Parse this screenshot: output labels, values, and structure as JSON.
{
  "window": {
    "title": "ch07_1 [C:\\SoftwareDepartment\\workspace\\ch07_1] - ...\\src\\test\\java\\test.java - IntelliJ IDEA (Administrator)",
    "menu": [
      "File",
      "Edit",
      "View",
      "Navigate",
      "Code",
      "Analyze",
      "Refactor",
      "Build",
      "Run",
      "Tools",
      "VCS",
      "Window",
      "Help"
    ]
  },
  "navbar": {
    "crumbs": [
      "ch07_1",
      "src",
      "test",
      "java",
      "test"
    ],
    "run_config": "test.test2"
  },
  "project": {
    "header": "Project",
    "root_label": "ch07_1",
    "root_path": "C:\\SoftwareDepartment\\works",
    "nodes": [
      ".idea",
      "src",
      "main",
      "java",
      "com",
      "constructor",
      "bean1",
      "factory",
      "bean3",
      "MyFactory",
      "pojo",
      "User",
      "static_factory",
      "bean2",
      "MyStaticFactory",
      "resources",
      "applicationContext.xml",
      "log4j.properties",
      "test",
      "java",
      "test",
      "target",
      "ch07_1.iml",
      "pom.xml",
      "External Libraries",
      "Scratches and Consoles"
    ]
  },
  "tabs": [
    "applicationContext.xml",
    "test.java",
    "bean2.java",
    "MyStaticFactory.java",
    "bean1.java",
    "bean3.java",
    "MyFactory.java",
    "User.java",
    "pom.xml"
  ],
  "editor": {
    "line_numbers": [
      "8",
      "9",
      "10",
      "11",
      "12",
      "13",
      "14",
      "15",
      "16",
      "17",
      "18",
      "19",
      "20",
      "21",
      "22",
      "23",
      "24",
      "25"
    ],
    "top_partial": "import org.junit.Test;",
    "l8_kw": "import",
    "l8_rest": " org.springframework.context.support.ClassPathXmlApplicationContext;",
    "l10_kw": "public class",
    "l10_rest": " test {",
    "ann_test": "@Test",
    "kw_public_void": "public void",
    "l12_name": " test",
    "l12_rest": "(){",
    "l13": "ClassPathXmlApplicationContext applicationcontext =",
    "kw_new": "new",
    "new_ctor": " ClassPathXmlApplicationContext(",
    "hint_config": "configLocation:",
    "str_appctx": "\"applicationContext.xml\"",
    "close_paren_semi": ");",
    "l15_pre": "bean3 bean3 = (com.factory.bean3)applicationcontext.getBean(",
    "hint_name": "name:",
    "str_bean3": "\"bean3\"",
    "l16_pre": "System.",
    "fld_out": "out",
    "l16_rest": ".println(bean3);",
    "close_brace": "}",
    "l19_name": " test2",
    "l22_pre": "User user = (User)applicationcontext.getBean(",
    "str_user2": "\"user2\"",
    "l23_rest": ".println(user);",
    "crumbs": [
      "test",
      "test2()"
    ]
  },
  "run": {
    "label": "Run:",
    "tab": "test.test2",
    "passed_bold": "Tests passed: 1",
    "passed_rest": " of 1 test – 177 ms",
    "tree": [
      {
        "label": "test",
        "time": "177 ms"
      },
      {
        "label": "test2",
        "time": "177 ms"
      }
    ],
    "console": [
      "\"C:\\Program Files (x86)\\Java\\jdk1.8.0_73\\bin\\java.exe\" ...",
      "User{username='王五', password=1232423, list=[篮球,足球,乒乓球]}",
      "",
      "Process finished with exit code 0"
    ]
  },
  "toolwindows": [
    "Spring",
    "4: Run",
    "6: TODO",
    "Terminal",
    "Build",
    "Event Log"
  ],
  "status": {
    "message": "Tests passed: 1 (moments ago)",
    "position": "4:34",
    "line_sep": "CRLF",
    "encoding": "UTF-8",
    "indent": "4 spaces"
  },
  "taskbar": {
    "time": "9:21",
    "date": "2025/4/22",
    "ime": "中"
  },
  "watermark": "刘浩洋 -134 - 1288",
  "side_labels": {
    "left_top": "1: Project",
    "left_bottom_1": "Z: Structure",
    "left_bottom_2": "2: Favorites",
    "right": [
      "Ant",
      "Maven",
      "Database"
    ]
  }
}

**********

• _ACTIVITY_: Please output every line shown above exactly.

• _EXERCISE OUTPUT_:
Parse this screenshot: output labels, values, and structure as JSON.
{
  "window": {
    "title": "ch07_1 [C:\\SoftwareDepartment\\workspace\\ch07_1] - ...\\src\\test\\java\\test.java - IntelliJ IDEA (Administrator)",
    "menu": [
      "File",
      "Edit",
      "View",
      "Navigate",
      "Code",
      "Analyze",
      "Refactor",
      "Build",
      "Run",
      "Tools",
      "VCS",
      "Window",
      "Help"
    ]
  },
  "navbar": {
    "crumbs": [
      "ch07_1",
      "src",
      "test",
      "java",
      "test"
    ],
    "run_config": "test.test2"
  },
  "project": {
    "header": "Project",
    "root_label": "ch07_1",
    "root_path": "C:\\SoftwareDepartment\\works",
    "nodes": [
      ".idea",
      "src",
      "main",
      "java",
      "com",
      "constructor",
      "bean1",
      "factory",
      "bean3",
      "MyFactory",
      "pojo",
      "User",
      "static_factory",
      "bean2",
      "MyStaticFactory",
      "resources",
      "applicationContext.xml",
      "log4j.properties",
      "test",
      "java",
      "test",
      "target",
      "ch07_1.iml",
      "pom.xml",
      "External Libraries",
      "Scratches and Consoles"
    ]
  },
  "tabs": [
    "applicationContext.xml",
    "test.java",
    "bean2.java",
    "MyStaticFactory.java",
    "bean1.java",
    "bean3.java",
    "MyFactory.java",
    "User.java",
    "pom.xml"
  ],
  "editor": {
    "line_numbers": [
      "8",
      "9",
      "10",
      "11",
      "12",
      "13",
      "14",
      "15",
      "16",
      "17",
      "18",
      "19",
      "20",
      "21",
      "22",
      "23",
      "24",
      "25"
    ],
    "top_partial": "import org.junit.Test;",
    "l8_kw": "import",
    "l8_rest": " org.springframework.context.support.ClassPathXmlApplicationContext;",
    "l10_kw": "public class",
    "l10_rest": " test {",
    "ann_test": "@Test",
    "kw_public_void": "public void",
    "l12_name": " test",
    "l12_rest": "(){",
    "l13": "ClassPathXmlApplicationContext applicationcontext =",
    "kw_new": "new",
    "new_ctor": " ClassPathXmlApplicationContext(",
    "hint_config": "configLocation:",
    "str_appctx": "\"applicationContext.xml\"",
    "close_paren_semi": ");",
    "l15_pre": "bean3 bean3 = (com.factory.bean3)applicationcontext.getBean(",
    "hint_name": "name:",
    "str_bean3": "\"bean3\"",
    "l16_pre": "System.",
    "fld_out": "out",
    "l16_rest": ".println(bean3);",
    "close_brace": "}",
    "l19_name": " test2",
    "l22_pre": "User user = (User)applicationcontext.getBean(",
    "str_user2": "\"user2\"",
    "l23_rest": ".println(user);",
    "crumbs": [
      "test",
      "test2()"
    ]
  },
  "run": {
    "label": "Run:",
    "tab": "test.test2",
    "passed_bold": "Tests passed: 1",
    "passed_rest": " of 1 test – 177 ms",
    "tree": [
      {
        "label": "test",
        "time": "177 ms"
      },
      {
        "label": "test2",
        "time": "177 ms"
      }
    ],
    "console": [
      "\"C:\\Program Files (x86)\\Java\\jdk1.8.0_73\\bin\\java.exe\" ...",
      "User{username='王五', password=1232423, list=[篮球,足球,乒乓球]}",
      "",
      "Process finished with exit code 0"
    ]
  },
  "toolwindows": [
    "Spring",
    "4: Run",
    "6: TODO",
    "Terminal",
    "Build",
    "Event Log"
  ],
  "status": {
    "message": "Tests passed: 1 (moments ago)",
    "position": "4:34",
    "line_sep": "CRLF",
    "encoding": "UTF-8",
    "indent": "4 spaces"
  },
  "taskbar": {
    "time": "9:21",
    "date": "2025/4/22",
    "ime": "中"
  },
  "watermark": "刘浩洋 -134 - 1288",
  "side_labels": {
    "left_top": "1: Project",
    "left_bottom_1": "Z: Structure",
    "left_bottom_2": "2: Favorites",
    "right": [
      "Ant",
      "Maven",
      "Database"
    ]
  }
}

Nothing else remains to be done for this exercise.